Hunter Greymore, an alpha lupus garou, or grey werewolf, has lost his pack. All but his sister have abandoned him due to a forest fire in California and because he refuses to move them to a city. They take up residence in Portland while he finds himself near the cliffs, in the woods. When three wolves take away his sister and he goes after them, Hunter is seriously injured. Tessa Anderson, a human woman who finds herself strangely attracted to wolves, finds him and brings him home. When Hunter discovers that a werewolf is stalking Tessa, he quickly realizes that he must do everything in his power to protect her, even if all he wants is to make her his mate for life.
This is the third book in a series, but I never would have noticed if it didn’t say so on the book and it stands alone very well. I hope that these characters appear in the next book, as I’ve grown fond of them, and I’m looking forward to reading the first two.
For all that the hero of this book is a werewolf (and so are many of the secondary characters), this was a nice romance. The hero isn’t threatening but the stalkers are, which means it’s much easier to champion Tessa with her rescuer than with anyone else, especially not her ex-boyfriend from high school. As a result, the couple worked nicely together, with a great dynamic of their own when it was allowed to come to the fore. At times it feels that the book focuses too much on constant threat and injuries instead of the developing romance, but that may be just a personal preference. For readers of romantic suspense, this wouldn’t be a problem.
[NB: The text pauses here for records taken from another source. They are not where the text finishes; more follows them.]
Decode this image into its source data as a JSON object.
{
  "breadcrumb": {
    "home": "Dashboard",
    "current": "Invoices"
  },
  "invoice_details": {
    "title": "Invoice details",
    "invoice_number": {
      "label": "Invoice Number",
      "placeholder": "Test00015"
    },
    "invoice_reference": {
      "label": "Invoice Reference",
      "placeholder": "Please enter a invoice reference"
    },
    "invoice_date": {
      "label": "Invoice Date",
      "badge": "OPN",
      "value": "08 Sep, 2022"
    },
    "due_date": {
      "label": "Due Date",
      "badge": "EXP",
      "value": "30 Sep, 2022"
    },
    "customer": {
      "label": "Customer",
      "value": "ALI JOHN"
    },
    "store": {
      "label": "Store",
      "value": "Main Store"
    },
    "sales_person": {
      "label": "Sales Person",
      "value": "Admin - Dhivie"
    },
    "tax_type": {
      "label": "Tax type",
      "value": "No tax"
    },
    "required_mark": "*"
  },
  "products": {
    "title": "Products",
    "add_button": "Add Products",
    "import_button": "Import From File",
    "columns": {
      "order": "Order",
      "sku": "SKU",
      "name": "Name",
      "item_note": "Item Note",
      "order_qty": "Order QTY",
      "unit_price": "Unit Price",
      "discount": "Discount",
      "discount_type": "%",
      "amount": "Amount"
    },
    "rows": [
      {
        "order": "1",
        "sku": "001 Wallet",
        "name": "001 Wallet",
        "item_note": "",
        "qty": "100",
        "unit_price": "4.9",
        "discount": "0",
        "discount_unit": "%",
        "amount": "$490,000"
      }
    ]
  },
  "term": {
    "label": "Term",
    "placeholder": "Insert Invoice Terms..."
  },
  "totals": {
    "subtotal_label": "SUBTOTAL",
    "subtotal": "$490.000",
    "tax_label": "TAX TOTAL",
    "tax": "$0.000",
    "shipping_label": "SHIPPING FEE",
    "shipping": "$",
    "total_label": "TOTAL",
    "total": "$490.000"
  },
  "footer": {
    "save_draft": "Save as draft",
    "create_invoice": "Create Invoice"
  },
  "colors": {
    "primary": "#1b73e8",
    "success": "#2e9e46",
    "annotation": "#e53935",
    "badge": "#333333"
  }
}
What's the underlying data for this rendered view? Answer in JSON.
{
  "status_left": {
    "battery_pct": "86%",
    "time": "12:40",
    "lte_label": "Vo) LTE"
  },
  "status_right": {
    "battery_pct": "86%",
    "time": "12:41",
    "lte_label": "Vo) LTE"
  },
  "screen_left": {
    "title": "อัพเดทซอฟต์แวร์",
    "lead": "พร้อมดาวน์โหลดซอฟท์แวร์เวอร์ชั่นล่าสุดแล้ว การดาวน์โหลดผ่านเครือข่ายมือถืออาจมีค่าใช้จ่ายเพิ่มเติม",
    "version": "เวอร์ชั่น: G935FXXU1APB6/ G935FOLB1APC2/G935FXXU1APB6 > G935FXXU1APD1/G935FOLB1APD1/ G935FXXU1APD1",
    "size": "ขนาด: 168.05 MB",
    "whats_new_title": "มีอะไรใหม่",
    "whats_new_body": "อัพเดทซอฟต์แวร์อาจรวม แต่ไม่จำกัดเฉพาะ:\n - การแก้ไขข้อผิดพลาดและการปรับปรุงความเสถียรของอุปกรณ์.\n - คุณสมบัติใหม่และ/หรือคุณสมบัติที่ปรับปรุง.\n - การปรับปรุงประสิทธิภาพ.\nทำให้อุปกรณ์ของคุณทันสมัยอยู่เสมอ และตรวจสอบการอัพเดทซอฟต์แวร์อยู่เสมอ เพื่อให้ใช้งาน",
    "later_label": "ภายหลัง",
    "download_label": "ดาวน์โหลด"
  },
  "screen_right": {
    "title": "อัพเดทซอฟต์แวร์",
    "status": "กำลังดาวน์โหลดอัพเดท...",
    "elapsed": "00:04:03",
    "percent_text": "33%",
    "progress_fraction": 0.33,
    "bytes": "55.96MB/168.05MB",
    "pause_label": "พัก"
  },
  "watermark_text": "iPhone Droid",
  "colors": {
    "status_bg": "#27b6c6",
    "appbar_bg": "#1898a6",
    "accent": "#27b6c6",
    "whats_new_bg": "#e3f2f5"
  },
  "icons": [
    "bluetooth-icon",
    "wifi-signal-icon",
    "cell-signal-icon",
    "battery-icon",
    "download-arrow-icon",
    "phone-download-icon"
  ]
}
Where this book truly shines is the werewolf society and the group dynamics amongst them. The sparring between the alpha leaders is top notch and it’s fascinating to see how wolf habits transcend into human behavior, such as how Hunter’s sister Meara is grumpy not only because she is experiencing her first werewolf “heat” but also has a very human desire for a relationship with someone who can match her in all of her strengths. Hunter is also torn because while he wants to make Tessa his mate, he doesn’t know whether or not she would be an alpha, and if she was a beta, she would never be able to exercise the authority that he does over the pack. It is an interesting, close look into the pack, although I found it a little strange that while Hunter’s pack and their friends are reluctant to turn people, the other packs are not. Perhaps Tessa is just the (un)lucky exception.
All in all, I enjoyed To Tempt the Wolf. It wasn’t an earth-shattering romance for me, and I could have done with less of the suspense, but I am definitely looking forward to following up with the rest of the series.